“Activate Kruger” – Delacourt
Just recently I lucked upon District 9 on the telly. This 2009 film was Elysium writer/director Neil Blomkamp’s break into world cinema. A clever, cool, gripping, just frankly brilliant sci fi movie. Elysium mirrors District 9 in many ways, not least an overlap of a few cast members. Most notably Sharlto Copley in a great turn as evil enforcer Kruger, an exact reversal of his starring role in District 9. However, to me, Elysium lacked the emotional punch and impact of its precursor. And here’s why.
The titular “Elysium” is an off world paradise, whence the rich have escaped a distopian overpopulated earth. To get there, is to live forever in health and wealth. Matt Damon plays Max, an orphan whose ambition in life has always been to make it to Elysium – as he has promised his child hood friend (and sweetheart?) Frey.
The paradise is run by an ice cold Jodie Foster, in a weird off world accent that she pulls off really well. She’s ruthless in protecting Elysium from attempted illegal immigrants.
The movie takes its time in laying down the ground rules, which is so often the bane of hard sci fi. It does stick to those rules, so there is some pay back for a rather slow first half. The stakes are high, and the plot meshes reasonably well.
But there is something lacking. Is it simply hard to really care about Matt Damon?
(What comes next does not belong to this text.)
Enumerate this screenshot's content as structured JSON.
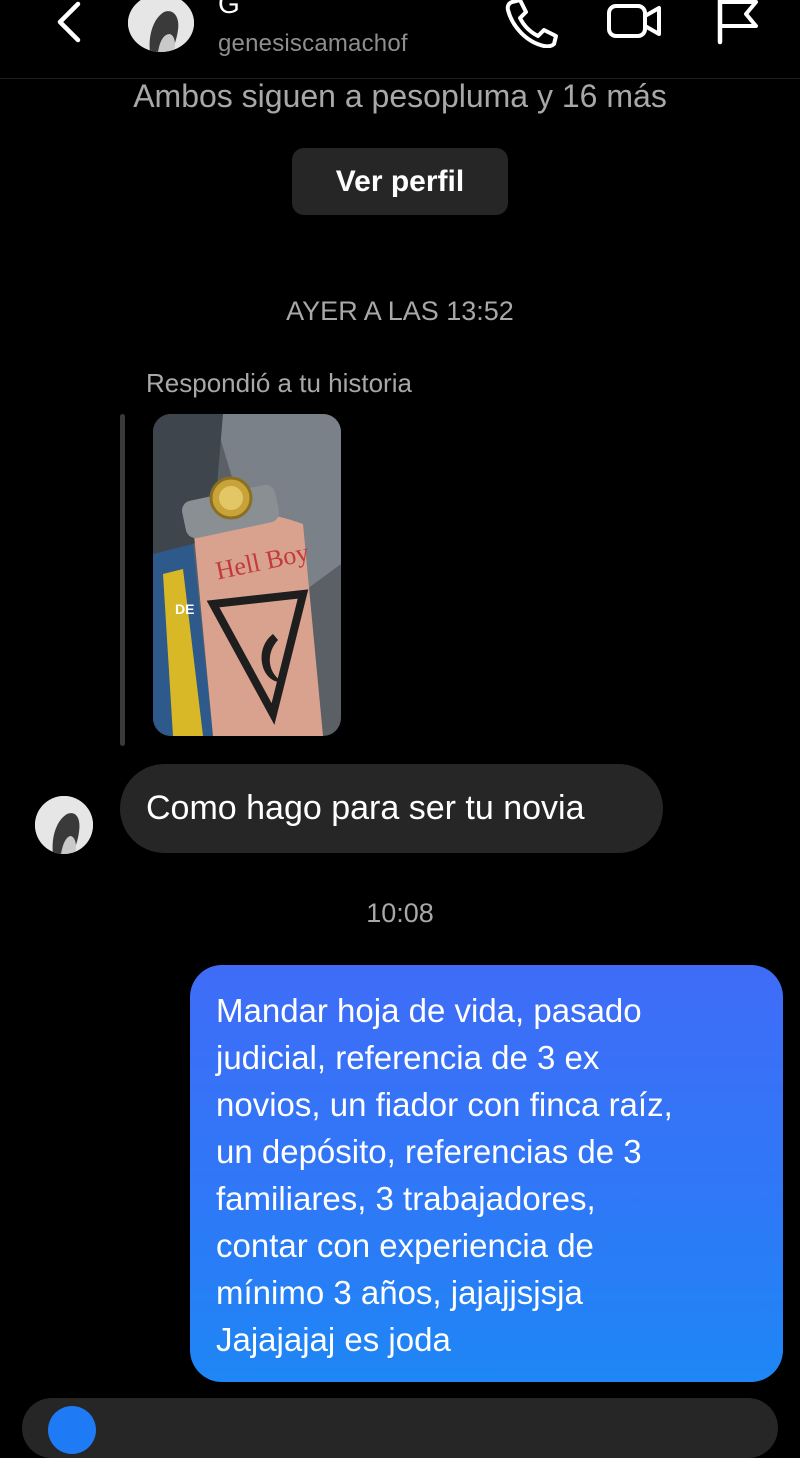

To me the most effective scene in the movie was where Max confronts his parole officer – a robot (pictured above) to no avail. Reminding me of the infuriating exchanges with AT&T automated call centres…..
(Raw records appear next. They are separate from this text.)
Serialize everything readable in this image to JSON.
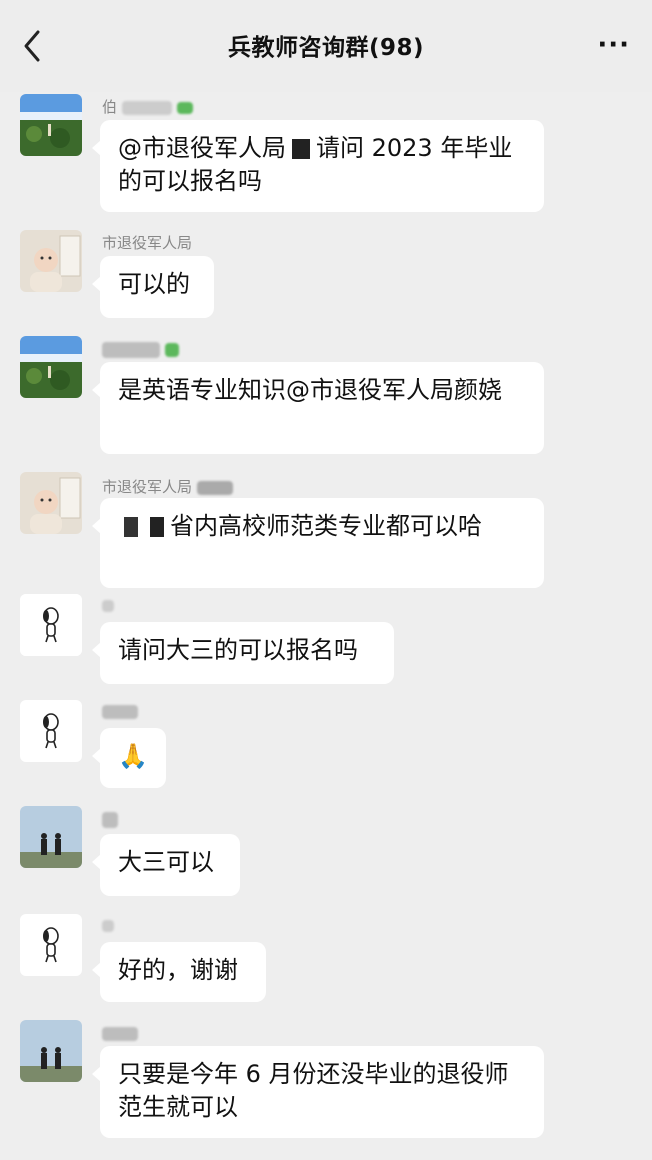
{
  "header": {
    "title": "兵教师咨询群(98)",
    "back_icon": "chevron-left-icon",
    "more_label": "···"
  },
  "messages": [
    {
      "sender": "伯",
      "avatar": "landscape-avatar",
      "text_before": "@市退役军人局",
      "text_after": "请问 2023 年毕业的可以报名吗"
    },
    {
      "sender": "市退役军人局",
      "avatar": "baby-avatar",
      "text": "可以的"
    },
    {
      "sender": "",
      "avatar": "landscape-avatar",
      "text": "是英语专业知识@市退役军人局颜娆"
    },
    {
      "sender": "市退役军人局",
      "avatar": "baby-avatar",
      "text": "省内高校师范类专业都可以哈"
    },
    {
      "sender": "",
      "avatar": "snoopy-avatar",
      "text": "请问大三的可以报名吗"
    },
    {
      "sender": "",
      "avatar": "snoopy-avatar",
      "text": "🙏"
    },
    {
      "sender": "",
      "avatar": "couple-avatar",
      "text": "大三可以"
    },
    {
      "sender": "",
      "avatar": "snoopy-avatar",
      "text": "好的，谢谢"
    },
    {
      "sender": "",
      "avatar": "couple-avatar",
      "text": "只要是今年 6 月份还没毕业的退役师范生就可以"
    }
  ]
}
The reunion with Max’ estranged childhood friend feels forced, and their relationship never really convinced me. This is a serious problem, as this is the main emotional through line.
A shout out to Neil Blomkamp’s designs and visual style though. That guy is seriously good. The insectoid designs of space craft and droids are simply finger licking good. He also has a real eye for combat action direction and I salute him for not filming in “glorious”3D!
So, sure, it’s a fun ride, but in the end it all clicked together too smoothly and rather predictably, and I felt no emotional pangs at the dramatic close. In fact, the ending was almost completely ruined by a very sappy voice-over….
All in all, if you want to be amused for a few hours by stunningly styled sci fi action, Elysium is your bet. If you want to be moved…look elswhere.